The Sheep Return
Abilio is back with his busy goats and sheep.
He grazes them in different pastures, twice as many
this year on hills around our homes.
He allows still-green grasses for the ewes and lambs,
the coarser brown for goats.
He saunters out early mornings.
His sheepdog runs and stops on command,
insisting that the hundreds of sheep run fast,
even on top of each other, to get to the next pasture.
How vigorous their chewing, as they land in
fresh oats and greener clumps of May grass.
Male goats, all different sizes
jump up, butt antlers, like cymbals,
bodies high into the air.
A llama stands among the others, as if ready
for his portrait in grass browner
this year. He resembles Beethoven’s
silhouette, his tall hat.
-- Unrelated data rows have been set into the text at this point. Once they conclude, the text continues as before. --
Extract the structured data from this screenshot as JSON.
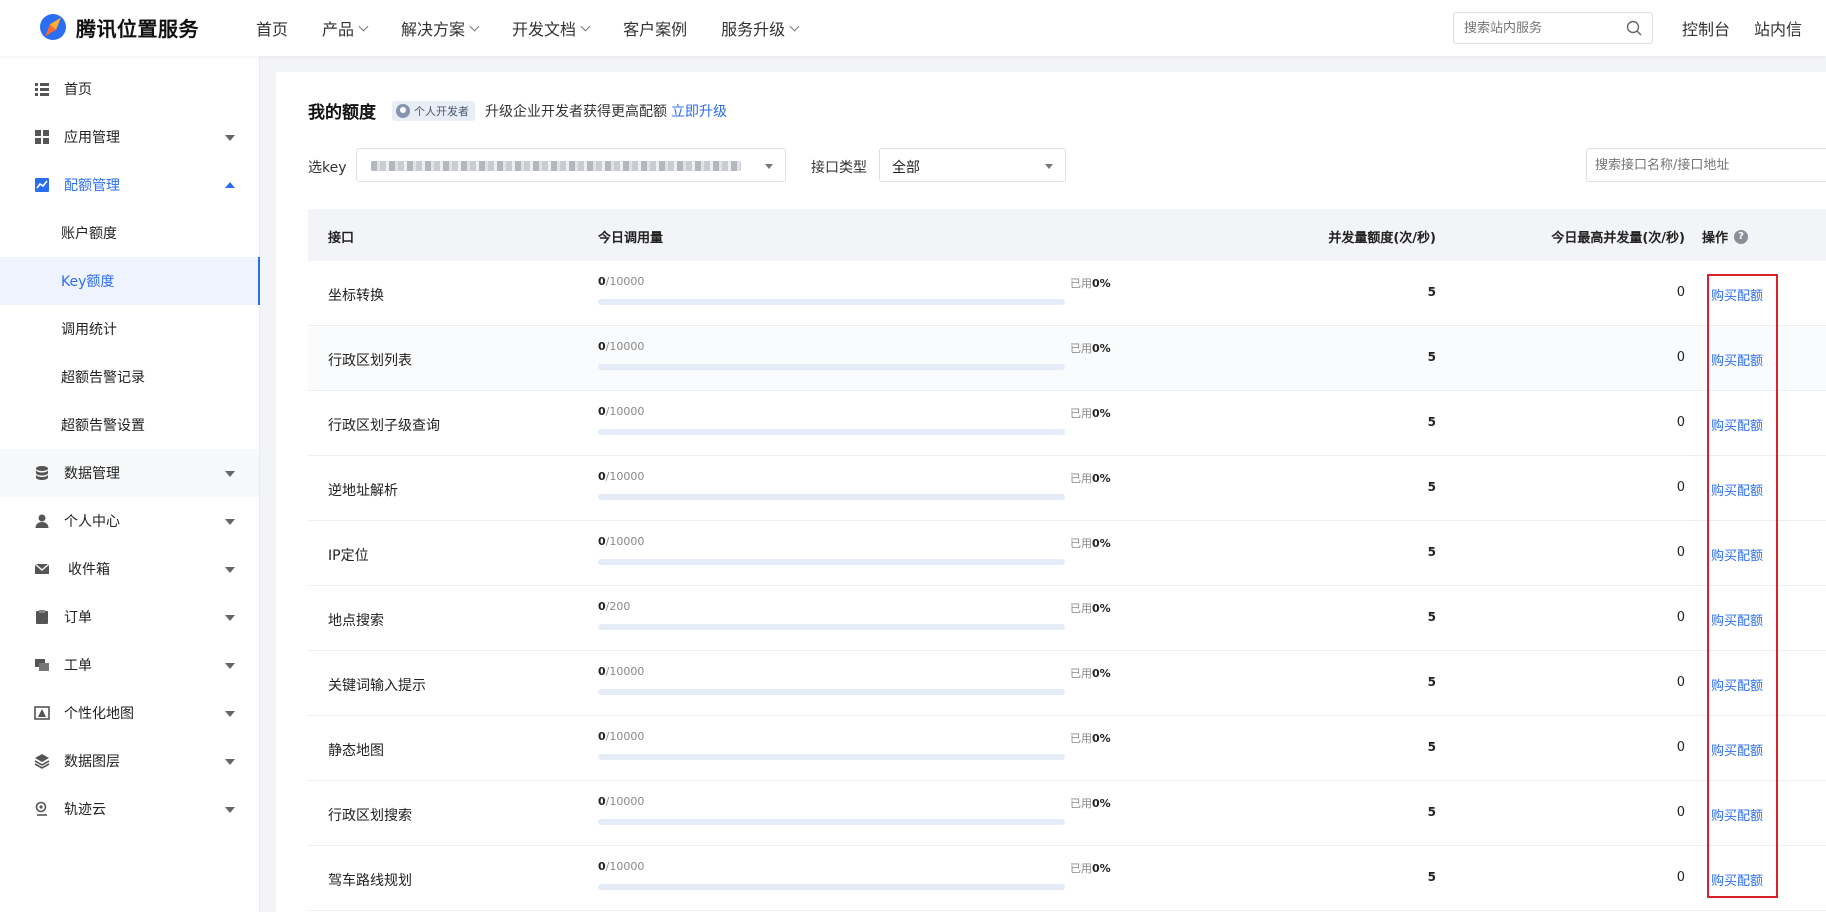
{
  "brand": {
    "name": "腾讯位置服务"
  },
  "nav": {
    "items": [
      {
        "label": "首页",
        "dropdown": false
      },
      {
        "label": "产品",
        "dropdown": true
      },
      {
        "label": "解决方案",
        "dropdown": true
      },
      {
        "label": "开发文档",
        "dropdown": true
      },
      {
        "label": "客户案例",
        "dropdown": false
      },
      {
        "label": "服务升级",
        "dropdown": true
      }
    ],
    "search_placeholder": "搜索站内服务",
    "console": "控制台",
    "messages": "站内信"
  },
  "sidebar": {
    "home": "首页",
    "app_mgmt": "应用管理",
    "quota_mgmt": "配额管理",
    "sub_items": [
      "账户额度",
      "Key额度",
      "调用统计",
      "超额告警记录",
      "超额告警设置"
    ],
    "data_mgmt": "数据管理",
    "personal": "个人中心",
    "inbox": "收件箱",
    "orders": "订单",
    "tickets": "工单",
    "custom_map": "个性化地图",
    "data_layer": "数据图层",
    "trail_cloud": "轨迹云"
  },
  "main": {
    "title": "我的额度",
    "badge": "个人开发者",
    "upgrade_text": "升级企业开发者获得更高配额",
    "upgrade_link": "立即升级",
    "select_key_label": "选key",
    "api_type_label": "接口类型",
    "api_type_value": "全部",
    "api_search_placeholder": "搜索接口名称/接口地址"
  },
  "table": {
    "headers": {
      "api": "接口",
      "today_calls": "今日调用量",
      "concurrency": "并发量额度(次/秒)",
      "max_concurrency": "今日最高并发量(次/秒)",
      "operation": "操作"
    },
    "used_label": "已用",
    "rows": [
      {
        "name": "坐标转换",
        "used": "0",
        "limit": "/10000",
        "pct": "0%",
        "pct_value": 0,
        "concurrency": "5",
        "max": "0",
        "action": "购买配额"
      },
      {
        "name": "行政区划列表",
        "used": "0",
        "limit": "/10000",
        "pct": "0%",
        "pct_value": 0,
        "concurrency": "5",
        "max": "0",
        "action": "购买配额"
      },
      {
        "name": "行政区划子级查询",
        "used": "0",
        "limit": "/10000",
        "pct": "0%",
        "pct_value": 0,
        "concurrency": "5",
        "max": "0",
        "action": "购买配额"
      },
      {
        "name": "逆地址解析",
        "used": "0",
        "limit": "/10000",
        "pct": "0%",
        "pct_value": 0,
        "concurrency": "5",
        "max": "0",
        "action": "购买配额"
      },
      {
        "name": "IP定位",
        "used": "0",
        "limit": "/10000",
        "pct": "0%",
        "pct_value": 0,
        "concurrency": "5",
        "max": "0",
        "action": "购买配额"
      },
      {
        "name": "地点搜索",
        "used": "0",
        "limit": "/200",
        "pct": "0%",
        "pct_value": 0,
        "concurrency": "5",
        "max": "0",
        "action": "购买配额"
      },
      {
        "name": "关键词输入提示",
        "used": "0",
        "limit": "/10000",
        "pct": "0%",
        "pct_value": 0,
        "concurrency": "5",
        "max": "0",
        "action": "购买配额"
      },
      {
        "name": "静态地图",
        "used": "0",
        "limit": "/10000",
        "pct": "0%",
        "pct_value": 0,
        "concurrency": "5",
        "max": "0",
        "action": "购买配额"
      },
      {
        "name": "行政区划搜索",
        "used": "0",
        "limit": "/10000",
        "pct": "0%",
        "pct_value": 0,
        "concurrency": "5",
        "max": "0",
        "action": "购买配额"
      },
      {
        "name": "驾车路线规划",
        "used": "0",
        "limit": "/10000",
        "pct": "0%",
        "pct_value": 0,
        "concurrency": "5",
        "max": "0",
        "action": "购买配额"
      }
    ]
  },
  "colors": {
    "accent": "#2c6ef2",
    "highlight_box": "#d9232c"
  }
}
The night air is full of animal sounds,
mornings flush with excited animals
running up and down the hills.
This year our shepherd brings chickens and eggs,
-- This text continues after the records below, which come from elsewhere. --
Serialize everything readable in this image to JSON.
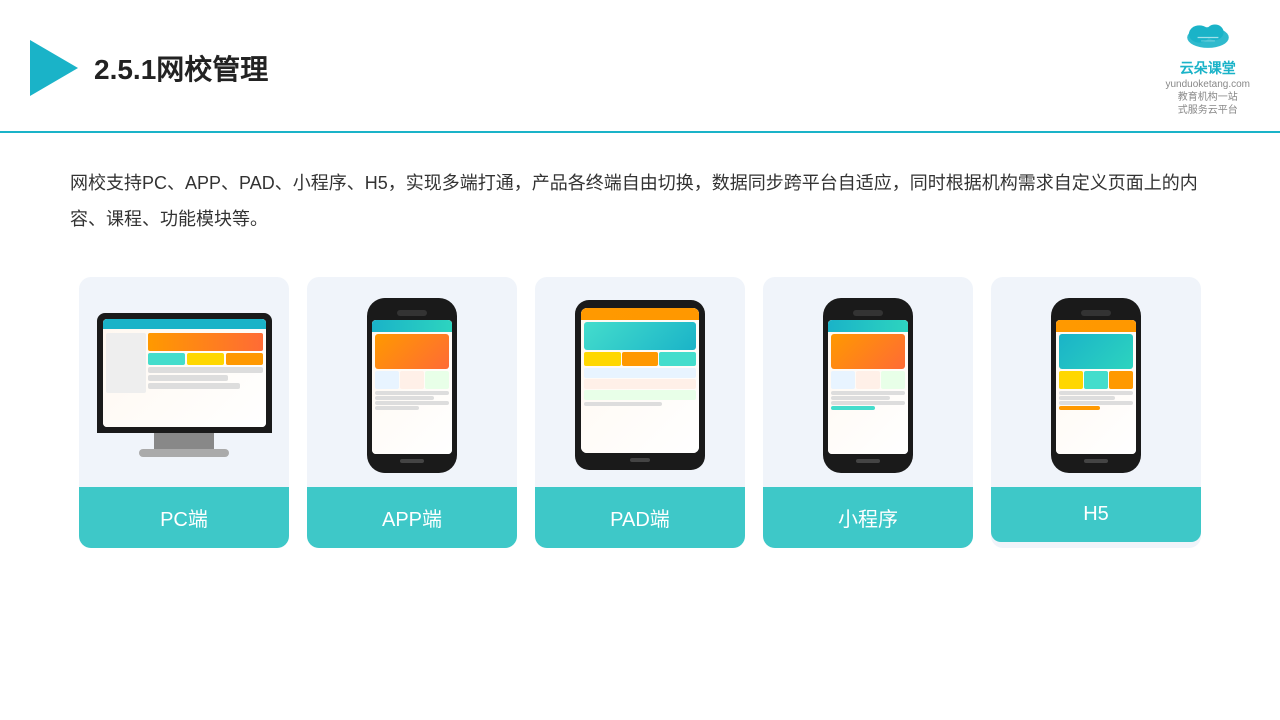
{
  "header": {
    "title": "2.5.1网校管理",
    "brand": {
      "name": "云朵课堂",
      "domain": "yunduoketang.com",
      "tagline": "教育机构一站\n式服务云平台"
    }
  },
  "description": "网校支持PC、APP、PAD、小程序、H5，实现多端打通，产品各终端自由切换，数据同步跨平台自适应，同时根据机构需求自定义页面上的内容、课程、功能模块等。",
  "cards": [
    {
      "id": "pc",
      "label": "PC端",
      "device": "pc"
    },
    {
      "id": "app",
      "label": "APP端",
      "device": "phone"
    },
    {
      "id": "pad",
      "label": "PAD端",
      "device": "tablet"
    },
    {
      "id": "miniapp",
      "label": "小程序",
      "device": "phone"
    },
    {
      "id": "h5",
      "label": "H5",
      "device": "phone"
    }
  ]
}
sells them to hikers and curious neighbors
who walk by in early mornings to get closer.
Within a week we are safer from fire,
full of all-day animal melodies,
sheep packed onto trucks for their next meal,
another farm, another edge
of a small town in dry California.